The average cost of a termite contract can vary depending on your location, the size and age of your home, and the specific needs that you have.

Most termite contracts will include an initial inspection and ongoing inspections and treatments.

Generally speaking, if you only want basic protection against termites, your costs will be lower than if you want a full-service contract that also includes repairs.

However, it’s important to note that even with a basic service contract, most companies will still cover the cost of repairs should damage occur.

On the whole, there are two types of termite contracts: a regular contract and a bond. A regular contract is cheaper, but it does not offer the same level of protection as a bond.

If you live in an area that is prone to termites, it’s wise to consider the benefits of both types of contracts based on your home.

Is a termite bond worth the money?


Yes, a termite bond is most certainly worth the money.

Termites are a type of destructive insects that can cause billions of dollars in damage each year. They can quickly and easily damage the wooden frame of a home, leading to extensive and costly repairs.

A termite bond is an insurance policy against these damages. It is a form of insurance that homeowners can purchase to protect their homes from potential termite damage.

The bond pays for the treatment of any termite infestations that occur during the coverage period.

Not all homeowners policies cover damage caused by termites, so purchasing a separate termite bond may be the best way to protect your home from these pests.

The price of a termite bond is reasonable and can save you from costly damage down the road.

It is typically a one-time payment that covers the cost of repairs if termites cause damage to your property.

Is a termite contract transferable?

A termite bond is a form of insurance policy that protects property from damage caused by termites. It is usually purchased by the homeowner and covers the cost of repairing any damage done by termites.

The bond is transferable, meaning that if you sell your home, the new owner will be responsible for maintaining the bond.


Now that you know and understand what a termite bond is, it is best to get one for your house to be safe and secure from any such future issues.

About the author

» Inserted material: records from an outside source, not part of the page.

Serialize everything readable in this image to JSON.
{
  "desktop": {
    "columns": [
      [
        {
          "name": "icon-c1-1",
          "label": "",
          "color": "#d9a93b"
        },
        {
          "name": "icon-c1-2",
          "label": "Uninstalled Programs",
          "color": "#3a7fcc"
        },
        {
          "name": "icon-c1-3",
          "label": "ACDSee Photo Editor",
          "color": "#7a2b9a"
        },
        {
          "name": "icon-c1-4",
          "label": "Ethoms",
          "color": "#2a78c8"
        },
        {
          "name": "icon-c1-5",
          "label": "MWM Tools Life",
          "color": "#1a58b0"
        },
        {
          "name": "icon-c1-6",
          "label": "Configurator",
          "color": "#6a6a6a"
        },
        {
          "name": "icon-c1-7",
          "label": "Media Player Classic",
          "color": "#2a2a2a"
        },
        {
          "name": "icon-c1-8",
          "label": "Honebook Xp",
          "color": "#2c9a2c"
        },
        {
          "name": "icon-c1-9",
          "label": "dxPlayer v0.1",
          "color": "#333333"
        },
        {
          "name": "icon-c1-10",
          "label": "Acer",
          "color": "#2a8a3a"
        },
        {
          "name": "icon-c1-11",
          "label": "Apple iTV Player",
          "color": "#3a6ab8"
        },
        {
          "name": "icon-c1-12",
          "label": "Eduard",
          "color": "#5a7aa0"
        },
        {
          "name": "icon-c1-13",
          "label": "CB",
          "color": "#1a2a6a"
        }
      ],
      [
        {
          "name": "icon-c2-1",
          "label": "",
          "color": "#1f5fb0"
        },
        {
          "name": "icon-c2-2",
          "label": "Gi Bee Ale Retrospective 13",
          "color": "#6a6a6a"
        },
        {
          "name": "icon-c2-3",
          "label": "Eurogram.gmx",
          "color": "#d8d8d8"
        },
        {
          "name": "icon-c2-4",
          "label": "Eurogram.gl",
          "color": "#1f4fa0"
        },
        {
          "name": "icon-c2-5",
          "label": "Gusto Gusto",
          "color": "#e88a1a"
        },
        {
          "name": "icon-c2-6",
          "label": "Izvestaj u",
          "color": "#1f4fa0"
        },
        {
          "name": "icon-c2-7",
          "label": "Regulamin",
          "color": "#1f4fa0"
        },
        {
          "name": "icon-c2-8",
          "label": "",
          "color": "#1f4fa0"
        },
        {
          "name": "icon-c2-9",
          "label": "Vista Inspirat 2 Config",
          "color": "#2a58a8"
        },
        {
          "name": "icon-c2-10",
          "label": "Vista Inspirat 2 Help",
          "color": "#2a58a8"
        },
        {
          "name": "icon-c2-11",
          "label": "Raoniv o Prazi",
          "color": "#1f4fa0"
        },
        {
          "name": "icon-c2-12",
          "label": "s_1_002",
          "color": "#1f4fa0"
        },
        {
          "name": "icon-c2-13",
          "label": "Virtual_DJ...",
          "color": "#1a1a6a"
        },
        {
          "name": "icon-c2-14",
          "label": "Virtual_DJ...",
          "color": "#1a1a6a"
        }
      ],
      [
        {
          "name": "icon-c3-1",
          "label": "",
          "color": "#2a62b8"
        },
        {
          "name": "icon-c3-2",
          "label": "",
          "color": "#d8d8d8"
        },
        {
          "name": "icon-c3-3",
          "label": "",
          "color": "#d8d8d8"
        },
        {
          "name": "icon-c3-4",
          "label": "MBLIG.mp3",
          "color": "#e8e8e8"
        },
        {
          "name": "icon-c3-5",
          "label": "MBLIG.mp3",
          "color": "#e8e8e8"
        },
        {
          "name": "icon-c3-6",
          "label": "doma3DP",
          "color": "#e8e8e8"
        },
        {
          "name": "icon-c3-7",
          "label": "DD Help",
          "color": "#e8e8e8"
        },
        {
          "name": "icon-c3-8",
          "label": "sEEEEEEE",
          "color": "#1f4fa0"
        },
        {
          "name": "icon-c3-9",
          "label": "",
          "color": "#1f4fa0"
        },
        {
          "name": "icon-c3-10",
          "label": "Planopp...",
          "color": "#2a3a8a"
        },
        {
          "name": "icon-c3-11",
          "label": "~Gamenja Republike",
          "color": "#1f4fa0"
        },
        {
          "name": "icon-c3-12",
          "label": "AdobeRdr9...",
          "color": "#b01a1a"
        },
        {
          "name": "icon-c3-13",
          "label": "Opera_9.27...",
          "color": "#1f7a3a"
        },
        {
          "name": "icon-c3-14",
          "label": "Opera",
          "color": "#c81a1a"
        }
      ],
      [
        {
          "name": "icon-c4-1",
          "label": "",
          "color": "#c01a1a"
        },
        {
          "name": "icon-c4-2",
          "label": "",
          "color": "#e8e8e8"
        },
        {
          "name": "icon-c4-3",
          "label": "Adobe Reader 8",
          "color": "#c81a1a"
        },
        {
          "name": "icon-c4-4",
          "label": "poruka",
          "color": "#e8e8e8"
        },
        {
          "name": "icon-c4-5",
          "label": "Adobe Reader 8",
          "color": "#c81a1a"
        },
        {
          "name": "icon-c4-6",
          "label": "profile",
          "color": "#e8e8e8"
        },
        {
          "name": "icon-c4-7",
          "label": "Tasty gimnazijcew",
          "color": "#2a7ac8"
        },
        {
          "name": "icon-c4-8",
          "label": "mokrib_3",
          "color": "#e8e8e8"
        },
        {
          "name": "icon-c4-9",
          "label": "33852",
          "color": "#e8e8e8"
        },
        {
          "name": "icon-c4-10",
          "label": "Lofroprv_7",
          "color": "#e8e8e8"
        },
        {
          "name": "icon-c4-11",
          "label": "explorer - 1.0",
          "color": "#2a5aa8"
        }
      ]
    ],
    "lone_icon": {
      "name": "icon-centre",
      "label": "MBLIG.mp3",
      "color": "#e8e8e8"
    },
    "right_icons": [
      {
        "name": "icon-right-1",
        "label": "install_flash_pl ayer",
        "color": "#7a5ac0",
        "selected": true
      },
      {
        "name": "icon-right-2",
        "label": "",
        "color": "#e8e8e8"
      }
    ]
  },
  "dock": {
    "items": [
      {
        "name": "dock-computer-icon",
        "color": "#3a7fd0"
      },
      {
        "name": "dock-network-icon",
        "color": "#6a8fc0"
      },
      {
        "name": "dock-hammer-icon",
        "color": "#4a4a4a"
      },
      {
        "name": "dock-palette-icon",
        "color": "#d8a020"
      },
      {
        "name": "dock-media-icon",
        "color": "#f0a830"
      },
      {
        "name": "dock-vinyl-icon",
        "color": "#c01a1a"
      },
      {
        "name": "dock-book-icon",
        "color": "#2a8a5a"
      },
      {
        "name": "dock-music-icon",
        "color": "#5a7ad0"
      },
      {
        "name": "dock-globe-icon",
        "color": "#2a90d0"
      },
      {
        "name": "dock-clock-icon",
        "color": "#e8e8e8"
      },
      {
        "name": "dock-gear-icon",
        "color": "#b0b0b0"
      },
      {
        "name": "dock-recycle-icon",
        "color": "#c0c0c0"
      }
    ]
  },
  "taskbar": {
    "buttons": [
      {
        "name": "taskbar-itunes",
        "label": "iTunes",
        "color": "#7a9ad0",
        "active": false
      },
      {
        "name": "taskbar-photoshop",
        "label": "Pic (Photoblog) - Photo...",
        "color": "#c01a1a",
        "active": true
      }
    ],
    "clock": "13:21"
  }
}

A biotechnologist by profession and a passionate pest researcher. I have been one of those people who used to run away from cockroaches and rats due to their pesky features, but then we all get that turn in life when we have to face something.